Corsa Coal Corp (CVE:CSO) is a small-cap stock with a market capitalization of US$109.92m. While investors primarily focus on the growth potential and competitive landscape of the small-cap companies, they end up ignoring a key aspect, which could be the biggest threat to its existence: its financial health. Why is it important? So, understanding the company’s financial health becomes essential, as mismanagement of capital can lead to bankruptcies, which occur at a higher rate for small-caps. Here are a few basic checks that are good enough to have a broad overview of the company’s financial strength. However, since I only look at basic financial figures, I recommend you dig deeper yourself into CSO here.
How does CSO’s operating cash flow stack up against its debt?
Over the past year, CSO has reduced its debt from US$40.85m to US$33.93m , which comprises of short- and long-term debt. With this reduction in debt, the current cash and short-term investment levels stands at US$19.92m for investing into the business. On top of this, CSO has produced US$27.61m in operating cash flow in the last twelve months, resulting in an operating cash to total debt ratio of 81.36%, signalling that CSO’s current level of operating cash is high enough to cover debt. This ratio can also be interpreted as a measure of efficiency as an alternative to return on assets. In CSO’s case, it is able to generate 0.81x cash from its debt capital.
Does CSO’s liquid assets cover its short-term commitments?

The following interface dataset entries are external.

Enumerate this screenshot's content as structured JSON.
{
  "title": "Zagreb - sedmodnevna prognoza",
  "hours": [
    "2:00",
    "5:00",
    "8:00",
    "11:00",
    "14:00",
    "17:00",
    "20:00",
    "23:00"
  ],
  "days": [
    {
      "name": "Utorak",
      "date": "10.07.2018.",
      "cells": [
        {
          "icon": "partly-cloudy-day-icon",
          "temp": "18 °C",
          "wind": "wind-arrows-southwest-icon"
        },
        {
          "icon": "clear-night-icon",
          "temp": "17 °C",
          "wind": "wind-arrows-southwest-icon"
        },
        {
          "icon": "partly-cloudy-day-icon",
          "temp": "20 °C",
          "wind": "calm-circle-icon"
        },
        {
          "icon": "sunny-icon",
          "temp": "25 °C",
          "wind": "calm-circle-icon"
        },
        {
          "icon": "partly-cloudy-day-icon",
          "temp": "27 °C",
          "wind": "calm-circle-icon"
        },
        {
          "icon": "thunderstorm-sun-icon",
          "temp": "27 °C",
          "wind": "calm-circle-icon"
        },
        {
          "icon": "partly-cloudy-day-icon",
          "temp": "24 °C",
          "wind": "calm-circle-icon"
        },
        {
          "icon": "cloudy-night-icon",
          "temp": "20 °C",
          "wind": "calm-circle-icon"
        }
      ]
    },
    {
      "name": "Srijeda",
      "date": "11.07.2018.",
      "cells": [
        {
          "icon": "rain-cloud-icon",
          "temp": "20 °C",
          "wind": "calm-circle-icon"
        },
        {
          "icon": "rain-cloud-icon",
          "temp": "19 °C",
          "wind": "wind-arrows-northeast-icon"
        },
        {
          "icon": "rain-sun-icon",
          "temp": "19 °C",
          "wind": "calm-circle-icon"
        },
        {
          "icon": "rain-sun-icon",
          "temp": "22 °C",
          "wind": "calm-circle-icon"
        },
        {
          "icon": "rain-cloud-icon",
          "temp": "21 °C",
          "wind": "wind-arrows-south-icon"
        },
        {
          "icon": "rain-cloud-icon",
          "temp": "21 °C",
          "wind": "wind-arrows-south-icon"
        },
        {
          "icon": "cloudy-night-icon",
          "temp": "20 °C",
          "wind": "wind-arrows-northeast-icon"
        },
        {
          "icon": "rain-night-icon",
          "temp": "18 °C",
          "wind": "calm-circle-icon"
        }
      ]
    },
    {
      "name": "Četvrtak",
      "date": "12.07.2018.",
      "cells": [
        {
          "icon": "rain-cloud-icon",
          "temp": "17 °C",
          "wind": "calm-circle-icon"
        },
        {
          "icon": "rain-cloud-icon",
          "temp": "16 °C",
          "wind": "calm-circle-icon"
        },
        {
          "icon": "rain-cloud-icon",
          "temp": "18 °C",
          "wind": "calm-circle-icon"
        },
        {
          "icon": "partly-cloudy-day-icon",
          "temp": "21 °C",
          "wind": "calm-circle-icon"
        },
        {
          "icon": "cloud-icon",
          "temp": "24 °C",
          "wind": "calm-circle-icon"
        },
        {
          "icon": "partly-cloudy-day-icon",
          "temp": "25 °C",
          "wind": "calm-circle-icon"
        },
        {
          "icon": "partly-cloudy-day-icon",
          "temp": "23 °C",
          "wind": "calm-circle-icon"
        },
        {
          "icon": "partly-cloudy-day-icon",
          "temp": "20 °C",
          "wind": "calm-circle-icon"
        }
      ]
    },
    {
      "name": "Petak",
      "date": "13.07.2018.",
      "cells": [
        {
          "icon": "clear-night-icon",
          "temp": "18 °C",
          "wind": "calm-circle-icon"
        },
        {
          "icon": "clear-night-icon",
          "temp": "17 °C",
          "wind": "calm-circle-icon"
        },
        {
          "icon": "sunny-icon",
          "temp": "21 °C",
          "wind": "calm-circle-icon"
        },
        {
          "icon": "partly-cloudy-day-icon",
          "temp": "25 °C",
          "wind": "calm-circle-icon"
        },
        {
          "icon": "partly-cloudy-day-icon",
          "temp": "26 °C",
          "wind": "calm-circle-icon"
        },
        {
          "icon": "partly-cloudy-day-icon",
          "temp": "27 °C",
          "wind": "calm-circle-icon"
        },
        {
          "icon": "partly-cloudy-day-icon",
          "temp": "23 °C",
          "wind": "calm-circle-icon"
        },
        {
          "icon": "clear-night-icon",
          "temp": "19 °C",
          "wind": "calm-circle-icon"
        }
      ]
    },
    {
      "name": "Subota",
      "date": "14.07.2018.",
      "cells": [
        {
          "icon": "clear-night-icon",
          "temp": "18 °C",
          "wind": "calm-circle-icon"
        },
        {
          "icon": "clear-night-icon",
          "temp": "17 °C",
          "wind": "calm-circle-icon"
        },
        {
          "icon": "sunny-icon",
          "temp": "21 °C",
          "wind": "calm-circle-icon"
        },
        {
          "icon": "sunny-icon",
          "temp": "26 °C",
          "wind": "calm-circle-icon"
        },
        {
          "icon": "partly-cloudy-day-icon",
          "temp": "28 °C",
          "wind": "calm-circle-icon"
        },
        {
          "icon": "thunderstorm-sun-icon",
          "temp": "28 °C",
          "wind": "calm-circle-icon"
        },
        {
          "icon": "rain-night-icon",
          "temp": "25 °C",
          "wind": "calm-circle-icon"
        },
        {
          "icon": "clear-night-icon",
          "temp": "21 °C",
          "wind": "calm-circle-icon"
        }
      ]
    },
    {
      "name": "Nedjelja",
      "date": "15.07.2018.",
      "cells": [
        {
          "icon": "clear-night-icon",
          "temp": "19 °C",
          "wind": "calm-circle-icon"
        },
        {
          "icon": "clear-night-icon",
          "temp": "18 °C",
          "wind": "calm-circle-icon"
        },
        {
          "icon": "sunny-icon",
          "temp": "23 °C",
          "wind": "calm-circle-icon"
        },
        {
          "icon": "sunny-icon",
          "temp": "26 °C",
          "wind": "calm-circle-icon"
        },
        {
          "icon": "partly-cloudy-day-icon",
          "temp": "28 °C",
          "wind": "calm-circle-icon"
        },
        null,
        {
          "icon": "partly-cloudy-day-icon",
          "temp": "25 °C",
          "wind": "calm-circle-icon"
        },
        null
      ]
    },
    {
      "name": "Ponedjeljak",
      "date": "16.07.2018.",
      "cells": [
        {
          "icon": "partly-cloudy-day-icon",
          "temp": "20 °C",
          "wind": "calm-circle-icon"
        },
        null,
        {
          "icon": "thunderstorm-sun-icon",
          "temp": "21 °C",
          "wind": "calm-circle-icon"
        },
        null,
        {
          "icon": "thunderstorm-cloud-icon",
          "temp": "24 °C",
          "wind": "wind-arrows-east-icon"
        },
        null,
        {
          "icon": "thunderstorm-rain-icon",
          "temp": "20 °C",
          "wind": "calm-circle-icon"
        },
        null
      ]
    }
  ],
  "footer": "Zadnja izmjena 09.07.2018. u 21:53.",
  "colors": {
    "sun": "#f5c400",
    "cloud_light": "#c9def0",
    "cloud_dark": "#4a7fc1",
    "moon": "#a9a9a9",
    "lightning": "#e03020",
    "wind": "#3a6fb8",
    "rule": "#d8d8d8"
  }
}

At the current liabilities level of US$54.29m liabilities, it appears that the company has been able to meet these commitments with a current assets level of US$71.69m, leading to a 1.32x current account ratio. Generally, for Metals and Mining companies, this is a reasonable ratio as there’s enough of a cash buffer without holding too capital in low return investments.
Can CSO service its debt comfortably?CSO’s level of debt is appropriate relative to its total equity, at 23.27%. This range is considered safe as CSO is not taking on too much debt obligation, which can be restrictive and risky for equity-holders. We can check to see whether CSO is able to meet its debt obligations by looking at the net interest coverage ratio. A company generating earnings before interest and tax (EBIT) at least three times its net interest payments is considered financially sound. In CSO’s, case, the ratio of 9.85x suggests that interest is appropriately covered, which means that lenders may be inclined to lend more money to the company, as it is seen as safe in terms of payback.
CSO’s high cash coverage and appropriate debt levels indicate its ability to utilise its borrowings efficiently in order to generate ample cash flow. In addition to this, the company will be able to pay all of its upcoming liabilities from its current short-term assets. Keep in mind I haven’t considered other factors such as how CSO has been performing in the past. You should continue to research Corsa Coal to get a more holistic view of the stock by looking at:
- Historical Performance: What has CSO’s returns been like over the past? Go into more detail in the past track record analysis and take a look at the free visual representations of our analysis for more clarity.
- Other High-Performing Stocks: Are there other stocks that provide better prospects with proven track records? Explore our free list of these great stocks here.